■ WHAT IS NEEDED: Only the number is needed: how many lines in the entries below contain the string "geslo"?

■ EXERCISE INPUT:
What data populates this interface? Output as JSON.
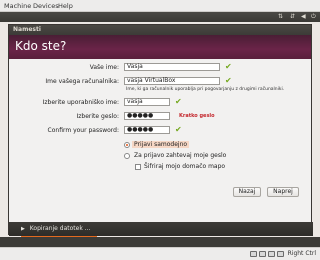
{
  "vbox": {
    "menu": [
      "Machine",
      "Devices",
      "Help"
    ],
    "host_key": "Right Ctrl"
  },
  "dialog": {
    "window_title": "Namesti",
    "heading": "Kdo ste?"
  },
  "form": {
    "name_label": "Vaše ime:",
    "name_value": "Vasja",
    "computer_label": "Ime vašega računalnika:",
    "computer_value": "vasja VirtualBox",
    "computer_hint": "Ime, ki ga računalnik uporablja pri pogovarjanju z drugimi računalniki.",
    "username_label": "Izberite uporabniško ime:",
    "username_value": "vasja",
    "password_label": "Izberite geslo:",
    "password_value": "●●●●●",
    "password_strength": "Kratko geslo",
    "confirm_label": "Confirm your password:",
    "confirm_value": "●●●●●"
  },
  "options": {
    "auto_login": "Prijavi samodejno",
    "require_password": "Za prijavo zahtevaj moje geslo",
    "encrypt_home": "Šifriraj mojo domačo mapo"
  },
  "buttons": {
    "back": "Nazaj",
    "next": "Naprej"
  },
  "status": {
    "text": "Kopiranje datotek ..."
  },
  "icons": {
    "check": "✔",
    "expander": "▶"
  },
  "colors": {
    "check_green": "#75a81f",
    "header_aubergine": "#5a1f3b",
    "progress_orange": "#e36a1f",
    "weak_password_red": "#c4252b"
  }
}
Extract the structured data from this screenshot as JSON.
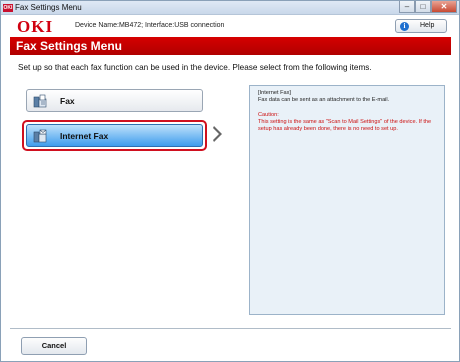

■ SOLUTION TO THE EXERCISE: 3